"I wanted to help make Indian food more mainstream"
A new Indian fast food restaurant is set to open and it feasts on humour.
Naantheless is opening on Pensacola Street, Tallahassee, Florida, and the two owners pride themselves on not taking themselves too seriously.
Tarun Gupta says he is poised to open Naantheless, which is a play on words in its name, a playful spirit in its approach and a winking elephant in its logo.
He said: “We figure we never want to get into a place where we’re taking ourselves too seriously.
“I would hate to get all ‘corporatey’ and serious.”
Tarun revealed that he wanted to open in April 2020 but postponed it due to the Coronavirus pandemic. He hopes to start offering delivery and takeaway at the end of August.
He added: “We’re leaving a ton of money on the table to be extra cautious and protect the community.”
The target market for the restaurant is university students and young professionals looking for a quick bite and with simple dishes costing as little as $2 or $3, Naantheless seems to be the ideal place.
Tarun sees it as Indian street food, Americanised. Even the names of the dishes are Americanised.

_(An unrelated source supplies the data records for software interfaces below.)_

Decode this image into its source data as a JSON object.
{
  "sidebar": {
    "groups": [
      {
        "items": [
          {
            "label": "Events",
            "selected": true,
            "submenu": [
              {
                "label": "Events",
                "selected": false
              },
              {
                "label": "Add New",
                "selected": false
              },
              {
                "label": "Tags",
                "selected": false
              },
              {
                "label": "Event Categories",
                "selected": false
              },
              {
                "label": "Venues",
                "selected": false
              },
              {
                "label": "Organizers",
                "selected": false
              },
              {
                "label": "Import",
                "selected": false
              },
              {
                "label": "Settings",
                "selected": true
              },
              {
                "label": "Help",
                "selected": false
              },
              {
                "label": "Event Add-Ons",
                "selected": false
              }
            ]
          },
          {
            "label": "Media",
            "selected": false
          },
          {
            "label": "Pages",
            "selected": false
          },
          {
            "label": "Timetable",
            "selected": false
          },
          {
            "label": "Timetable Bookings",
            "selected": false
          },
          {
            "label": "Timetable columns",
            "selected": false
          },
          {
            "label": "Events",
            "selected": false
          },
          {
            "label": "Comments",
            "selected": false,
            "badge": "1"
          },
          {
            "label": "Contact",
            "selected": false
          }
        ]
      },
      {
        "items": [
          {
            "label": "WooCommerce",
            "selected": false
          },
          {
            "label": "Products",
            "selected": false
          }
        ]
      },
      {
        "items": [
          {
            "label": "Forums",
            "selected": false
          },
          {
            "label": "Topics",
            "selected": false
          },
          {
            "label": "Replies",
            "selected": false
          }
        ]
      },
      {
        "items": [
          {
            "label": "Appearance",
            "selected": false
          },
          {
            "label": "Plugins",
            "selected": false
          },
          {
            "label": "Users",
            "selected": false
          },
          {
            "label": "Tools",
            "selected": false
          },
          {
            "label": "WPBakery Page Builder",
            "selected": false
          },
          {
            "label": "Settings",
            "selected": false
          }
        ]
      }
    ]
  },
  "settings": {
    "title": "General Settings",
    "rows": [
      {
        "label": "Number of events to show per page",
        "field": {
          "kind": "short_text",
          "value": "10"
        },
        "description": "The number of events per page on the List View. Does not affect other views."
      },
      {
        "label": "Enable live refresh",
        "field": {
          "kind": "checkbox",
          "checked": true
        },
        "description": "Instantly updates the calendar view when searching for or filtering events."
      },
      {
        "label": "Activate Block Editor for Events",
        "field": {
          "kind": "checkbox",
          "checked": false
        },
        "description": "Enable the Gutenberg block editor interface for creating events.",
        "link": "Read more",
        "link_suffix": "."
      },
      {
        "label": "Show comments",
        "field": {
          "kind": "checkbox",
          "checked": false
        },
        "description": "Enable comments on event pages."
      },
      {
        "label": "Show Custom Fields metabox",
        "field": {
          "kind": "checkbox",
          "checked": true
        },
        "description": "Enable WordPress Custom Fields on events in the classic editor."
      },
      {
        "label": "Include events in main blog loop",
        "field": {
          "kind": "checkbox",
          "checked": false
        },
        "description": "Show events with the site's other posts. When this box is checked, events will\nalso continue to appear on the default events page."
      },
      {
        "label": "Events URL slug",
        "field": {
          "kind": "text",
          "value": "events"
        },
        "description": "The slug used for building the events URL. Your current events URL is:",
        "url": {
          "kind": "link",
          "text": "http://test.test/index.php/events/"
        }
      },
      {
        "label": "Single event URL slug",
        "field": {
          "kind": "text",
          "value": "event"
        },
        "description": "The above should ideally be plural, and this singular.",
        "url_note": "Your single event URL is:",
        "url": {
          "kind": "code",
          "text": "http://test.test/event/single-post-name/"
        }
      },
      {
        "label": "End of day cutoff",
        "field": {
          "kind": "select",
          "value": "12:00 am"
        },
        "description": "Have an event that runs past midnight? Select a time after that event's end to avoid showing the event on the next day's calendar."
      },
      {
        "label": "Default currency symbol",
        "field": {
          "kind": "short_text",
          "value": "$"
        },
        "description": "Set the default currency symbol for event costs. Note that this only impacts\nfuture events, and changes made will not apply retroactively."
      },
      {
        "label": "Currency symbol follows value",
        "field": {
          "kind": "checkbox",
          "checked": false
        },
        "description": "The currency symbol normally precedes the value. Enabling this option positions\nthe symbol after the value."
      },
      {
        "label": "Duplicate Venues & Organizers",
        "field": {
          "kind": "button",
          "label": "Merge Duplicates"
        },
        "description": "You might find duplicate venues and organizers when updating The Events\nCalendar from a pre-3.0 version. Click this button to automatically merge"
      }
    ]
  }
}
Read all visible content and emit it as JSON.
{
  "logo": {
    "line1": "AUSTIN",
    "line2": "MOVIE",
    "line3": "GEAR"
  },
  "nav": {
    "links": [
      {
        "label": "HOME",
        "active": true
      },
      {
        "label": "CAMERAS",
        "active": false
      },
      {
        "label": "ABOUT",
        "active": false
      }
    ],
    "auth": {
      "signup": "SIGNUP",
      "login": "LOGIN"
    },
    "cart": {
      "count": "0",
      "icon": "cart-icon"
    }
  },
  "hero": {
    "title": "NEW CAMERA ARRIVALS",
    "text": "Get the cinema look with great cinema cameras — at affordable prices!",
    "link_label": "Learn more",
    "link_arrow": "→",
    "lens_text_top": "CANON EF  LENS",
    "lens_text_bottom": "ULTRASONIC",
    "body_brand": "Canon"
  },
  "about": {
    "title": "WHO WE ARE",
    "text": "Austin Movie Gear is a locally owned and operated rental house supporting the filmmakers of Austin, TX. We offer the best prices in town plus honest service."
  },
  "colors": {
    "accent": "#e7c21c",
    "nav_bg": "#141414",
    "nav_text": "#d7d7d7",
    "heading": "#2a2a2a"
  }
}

Chole Chaat becomes Chickpea Salad. Bhelpuri becomes Crispy Rice Bowl. Dabeli becomes Sloppy Akash, which is “India’s take on the Sloppy Joe”.
In a twist of its name, Naantheless intends to offer ‘Naan-traditional Pizza’, plus dessert, snacks and beer.
According to Tarun, the name of the playful logo is ‘Akash, the friendly elephant’. He plans to feature the animal in artwork inside and outside the restaurant.
He recalled encountering food carts on the streets of India before his family moved to Tallahassee in 1998.
Tarun said: “I don’t think Indian food is as mainstream as Mexican, Italian or even Chinese.
“So that was one of my goals. I wanted to help make Indian food more mainstream and accessible.”
Tarun said that the idea emerged in 2015 when he and his friends were eating at a Taco Bell and longing for a Taco Bell-style Indian restaurant.
“There’s a fast-food chain for almost every cuisine. There’s everything except Indian food. It just didn’t make sense to us.”
After earning his degree in 2016, he moved to Silicon Valley, worked in education consulting and explored the idea of an Indian fast food restaurant chain.
Tarun stated that people there said it was a great idea. A friend there came up with the name Naantheless.
He left his job and returned to Tallahassee and used the money he had saved to start the business.
In January 2020, he signed a lease for a 1,600-square-foot space at 2020 West Pensacola Street.
Tarun enlisted the help of his father to renovate the building, which previously housed a pizza chain. They spent weeks getting rid of the worn interior and installing new items.
They also assembled do-it-yourself seats and tables and they mounted a big-screen TV.
Tarun explained: “Just me and my dad. I’ve always been very frugal, just growing up in an Indian family and the values that my parents forced me to have… I think you can do more with less money. You just have to be a little creative.”
Tarun also realised he needed a partner and he managed to convince one of his friends from university to join him as a co-founder.
Drew Rudolph was sceptical and took months to consider quitting his job in North Carolina and moving to Florida. He said the “idea itself” convinced him.
Of Indian fast food, Drew said: “It’s just not something that’s out there.”
Drew moved in March 2020, however, the pandemic resulted in the co-founders postponing their launch.
Tarun revealed that it led to negative online feedback before the restaurant even opened.
“It’s just isolated cases, but it’s discouraging to see.”
“Local businesses are trying to open up in the middle of a pandemic, and they’re valuing safety over revenue.”
Tarun said that he and Drew have ordered their ingredients and should be ready to go within a week.
His father Rajeev cannot wait. He said: “I will try to be his first customer.”